### What the task asks
Look through the material below and copy every line containing the word "description".

### Information supplied
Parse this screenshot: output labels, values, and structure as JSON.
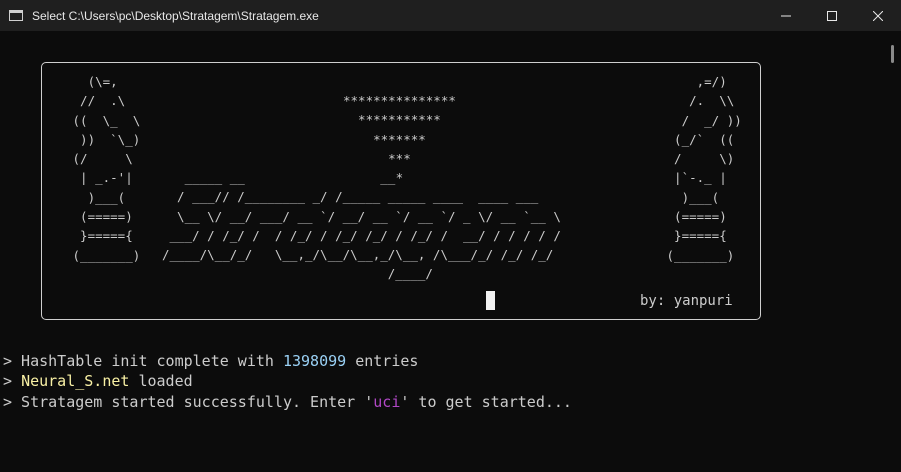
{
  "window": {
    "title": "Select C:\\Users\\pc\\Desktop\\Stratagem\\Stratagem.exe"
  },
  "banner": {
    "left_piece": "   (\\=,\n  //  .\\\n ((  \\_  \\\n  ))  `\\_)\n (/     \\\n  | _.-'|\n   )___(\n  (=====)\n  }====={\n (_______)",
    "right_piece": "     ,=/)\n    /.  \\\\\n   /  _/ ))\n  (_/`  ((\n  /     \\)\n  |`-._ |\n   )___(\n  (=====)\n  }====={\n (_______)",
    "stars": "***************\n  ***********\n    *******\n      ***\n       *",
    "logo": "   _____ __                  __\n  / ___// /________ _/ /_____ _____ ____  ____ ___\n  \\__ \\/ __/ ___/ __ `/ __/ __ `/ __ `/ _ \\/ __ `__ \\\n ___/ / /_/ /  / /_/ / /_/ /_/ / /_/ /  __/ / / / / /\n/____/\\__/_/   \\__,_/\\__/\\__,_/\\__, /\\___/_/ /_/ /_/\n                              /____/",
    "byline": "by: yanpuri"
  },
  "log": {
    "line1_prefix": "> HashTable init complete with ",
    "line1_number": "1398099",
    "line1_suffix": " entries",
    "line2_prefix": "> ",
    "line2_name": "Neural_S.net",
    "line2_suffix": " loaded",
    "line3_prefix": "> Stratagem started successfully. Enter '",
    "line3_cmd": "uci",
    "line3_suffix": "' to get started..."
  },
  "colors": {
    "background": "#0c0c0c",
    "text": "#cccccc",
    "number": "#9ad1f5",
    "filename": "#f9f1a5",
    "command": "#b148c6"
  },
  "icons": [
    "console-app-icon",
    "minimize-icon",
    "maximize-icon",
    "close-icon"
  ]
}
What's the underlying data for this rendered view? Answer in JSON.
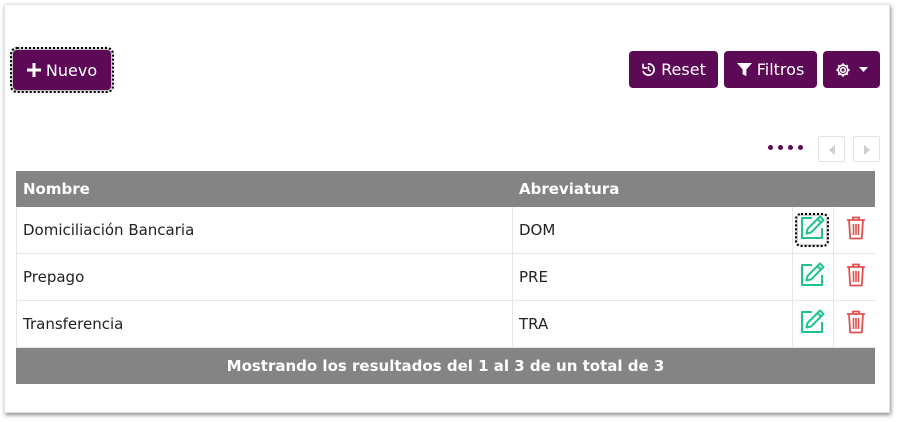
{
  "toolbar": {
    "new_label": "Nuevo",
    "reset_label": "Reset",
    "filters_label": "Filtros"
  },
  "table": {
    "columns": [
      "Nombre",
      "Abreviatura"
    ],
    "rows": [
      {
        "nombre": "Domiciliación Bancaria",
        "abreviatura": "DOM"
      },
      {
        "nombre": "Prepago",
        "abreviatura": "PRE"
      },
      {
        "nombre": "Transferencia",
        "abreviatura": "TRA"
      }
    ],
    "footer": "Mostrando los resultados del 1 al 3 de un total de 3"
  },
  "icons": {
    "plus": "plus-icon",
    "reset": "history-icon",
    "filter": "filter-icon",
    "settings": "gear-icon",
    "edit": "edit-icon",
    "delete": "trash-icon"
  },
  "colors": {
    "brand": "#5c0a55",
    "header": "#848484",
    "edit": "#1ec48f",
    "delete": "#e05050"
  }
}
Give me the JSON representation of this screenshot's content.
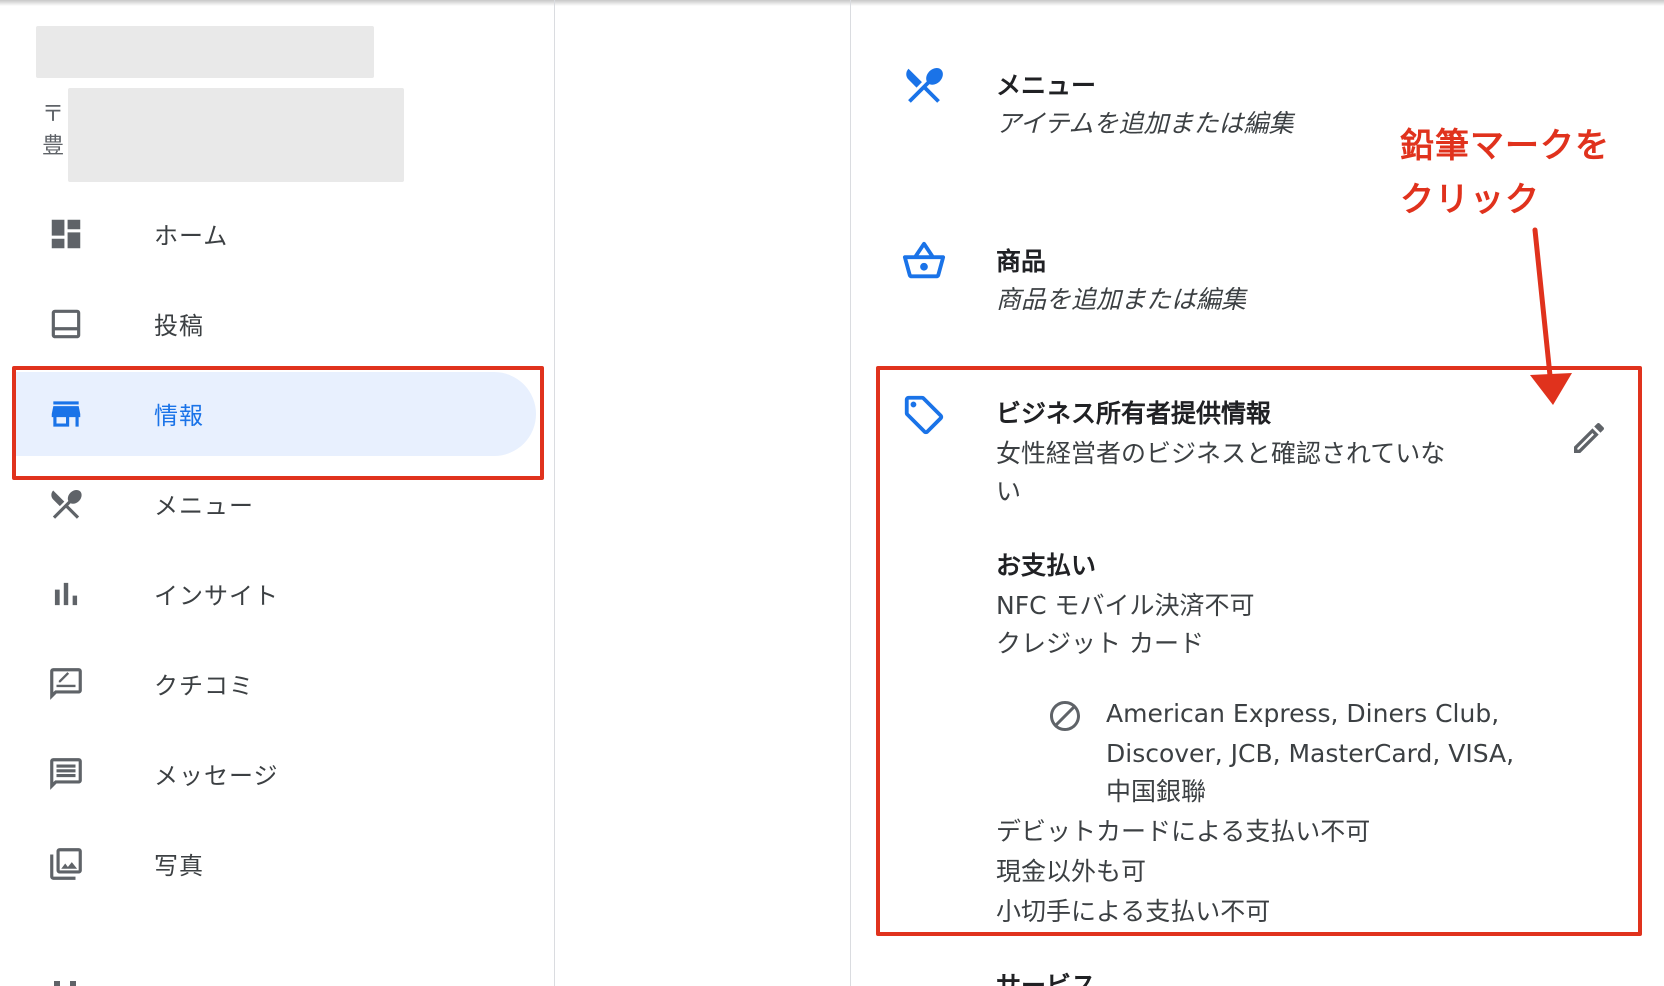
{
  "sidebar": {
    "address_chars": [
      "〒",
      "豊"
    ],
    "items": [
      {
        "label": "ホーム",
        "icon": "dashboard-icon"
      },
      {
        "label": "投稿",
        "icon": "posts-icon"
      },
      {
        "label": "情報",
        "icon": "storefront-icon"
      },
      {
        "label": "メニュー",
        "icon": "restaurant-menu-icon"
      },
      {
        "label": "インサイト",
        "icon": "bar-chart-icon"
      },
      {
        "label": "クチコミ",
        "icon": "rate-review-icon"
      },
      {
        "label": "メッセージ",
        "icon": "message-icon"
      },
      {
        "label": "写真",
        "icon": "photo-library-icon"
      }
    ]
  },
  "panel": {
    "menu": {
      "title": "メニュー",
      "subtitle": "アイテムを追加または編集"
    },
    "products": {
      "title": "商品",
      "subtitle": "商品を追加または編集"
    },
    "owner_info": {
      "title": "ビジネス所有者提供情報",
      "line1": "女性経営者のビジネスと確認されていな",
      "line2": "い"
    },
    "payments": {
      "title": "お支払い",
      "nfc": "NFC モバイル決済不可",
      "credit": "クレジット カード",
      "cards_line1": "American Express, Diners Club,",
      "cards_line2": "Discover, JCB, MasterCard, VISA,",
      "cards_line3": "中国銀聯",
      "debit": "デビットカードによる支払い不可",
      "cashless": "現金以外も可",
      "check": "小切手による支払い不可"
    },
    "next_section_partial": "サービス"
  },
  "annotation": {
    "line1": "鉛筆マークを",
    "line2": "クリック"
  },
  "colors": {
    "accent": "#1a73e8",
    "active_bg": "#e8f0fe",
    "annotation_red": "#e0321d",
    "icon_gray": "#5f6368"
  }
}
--
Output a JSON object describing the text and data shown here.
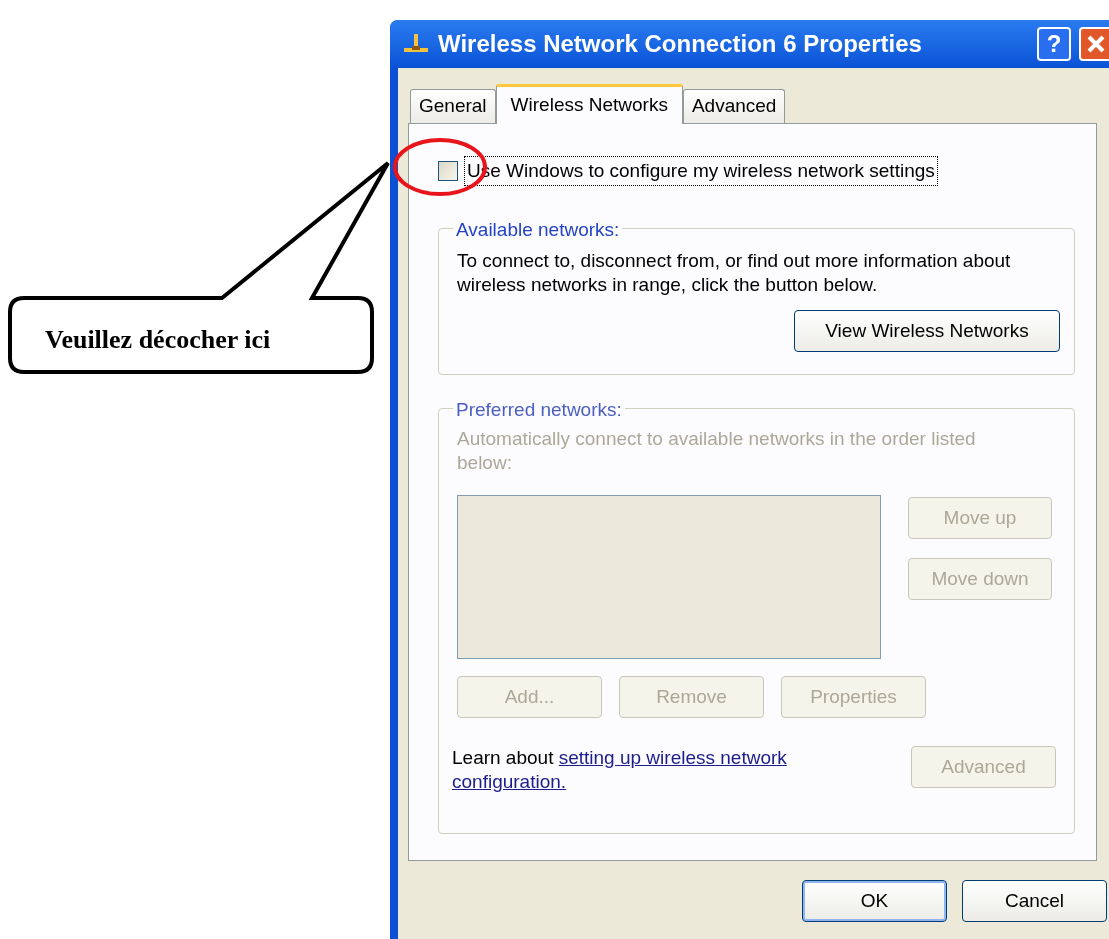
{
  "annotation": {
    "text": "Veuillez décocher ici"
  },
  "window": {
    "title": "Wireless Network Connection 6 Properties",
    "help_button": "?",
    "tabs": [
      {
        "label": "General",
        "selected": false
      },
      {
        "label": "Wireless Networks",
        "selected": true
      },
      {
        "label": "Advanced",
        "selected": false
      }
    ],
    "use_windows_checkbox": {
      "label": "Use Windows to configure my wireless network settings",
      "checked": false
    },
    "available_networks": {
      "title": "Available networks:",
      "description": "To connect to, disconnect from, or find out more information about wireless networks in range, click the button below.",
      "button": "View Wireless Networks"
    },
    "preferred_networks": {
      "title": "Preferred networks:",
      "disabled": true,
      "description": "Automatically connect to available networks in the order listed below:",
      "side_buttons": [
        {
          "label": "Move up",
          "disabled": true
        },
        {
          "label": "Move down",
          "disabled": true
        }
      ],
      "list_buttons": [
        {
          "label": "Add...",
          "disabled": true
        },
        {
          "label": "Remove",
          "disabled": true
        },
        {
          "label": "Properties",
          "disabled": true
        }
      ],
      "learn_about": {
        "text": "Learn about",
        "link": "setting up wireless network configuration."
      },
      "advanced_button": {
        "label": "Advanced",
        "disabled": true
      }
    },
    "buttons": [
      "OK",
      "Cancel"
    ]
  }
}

### Completed exercise
      "description": "To connect to, disconnect from, or find out more information about wireless networks in range, click the button below.",
      "description": "Automatically connect to available networks in the order listed below:",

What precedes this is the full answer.